The decision is not without controversy, though you'd think they'd have laid this one to rest 30-some-odd years ago, when the AM station I listened to banned the song for possible drug references (that'd be the "high" part). According to the New York Times, the rebuttal is pretty lame:
Whatever Denver initially intended that word to mean (and I tend to believe in the innocent version, perhaps because, as an innocent when I first heard it, I knew exactly what he meant), that song is Colorado for those of us of a certain age. Denver's songs about the state caused me to fall in love with it back in seventh grade, are the reason I learned to play guitar, and have a lot to do, I will now admit, with my moving to Colorado as soon as I was old and solvent enough to do so. And I'm not alone, even if others don't want to admit it, Denver having developed a kind of geeky-squeaky image by the time the '80s rolled around.
However, I do think the CVB is slightly deluded when Denver CVB spokesman Richard Grant told the Times that using the lyrics in promotional materials is â€certainly going to appeal to a lot of young people,â€ Mr. Grant said. â€Itâ€™s just a cool thing to take a rock song and make it the official song.â€
Um, I'd be hard put to classify it as a rock song, and I seriously doubt any young people have ever even heard of it, but for those of us who grew up in the '70s, or at least me, it still has a tremendous pull.

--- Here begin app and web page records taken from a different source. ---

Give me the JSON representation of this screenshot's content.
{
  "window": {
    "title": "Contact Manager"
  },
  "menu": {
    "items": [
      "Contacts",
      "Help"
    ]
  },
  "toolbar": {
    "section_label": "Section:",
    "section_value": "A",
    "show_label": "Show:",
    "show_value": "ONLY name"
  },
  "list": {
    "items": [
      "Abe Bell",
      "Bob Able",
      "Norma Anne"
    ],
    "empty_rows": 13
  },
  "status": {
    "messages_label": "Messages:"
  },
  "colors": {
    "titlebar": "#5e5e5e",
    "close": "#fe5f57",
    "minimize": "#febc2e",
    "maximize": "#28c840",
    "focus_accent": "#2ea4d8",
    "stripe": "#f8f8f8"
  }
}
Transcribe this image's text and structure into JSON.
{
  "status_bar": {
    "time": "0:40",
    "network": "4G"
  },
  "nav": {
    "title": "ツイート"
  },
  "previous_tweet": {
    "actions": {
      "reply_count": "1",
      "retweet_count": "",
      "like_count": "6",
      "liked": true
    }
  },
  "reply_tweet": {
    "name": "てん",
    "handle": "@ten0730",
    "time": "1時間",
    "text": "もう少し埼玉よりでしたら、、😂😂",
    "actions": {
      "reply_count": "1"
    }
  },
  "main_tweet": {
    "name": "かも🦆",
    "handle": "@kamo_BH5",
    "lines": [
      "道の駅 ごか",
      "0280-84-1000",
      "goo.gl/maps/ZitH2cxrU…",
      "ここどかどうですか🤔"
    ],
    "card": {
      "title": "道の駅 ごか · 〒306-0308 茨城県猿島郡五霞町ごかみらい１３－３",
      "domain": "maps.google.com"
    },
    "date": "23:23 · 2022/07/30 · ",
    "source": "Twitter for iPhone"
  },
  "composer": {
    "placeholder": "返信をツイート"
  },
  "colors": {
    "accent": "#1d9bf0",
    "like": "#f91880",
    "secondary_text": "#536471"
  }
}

I need to go back for a visit very, very soon. For those who don't know this song, check out this video (in addition to being a nerd, I'm also a big mush—watching it brought tears to my eyes. RIP, John):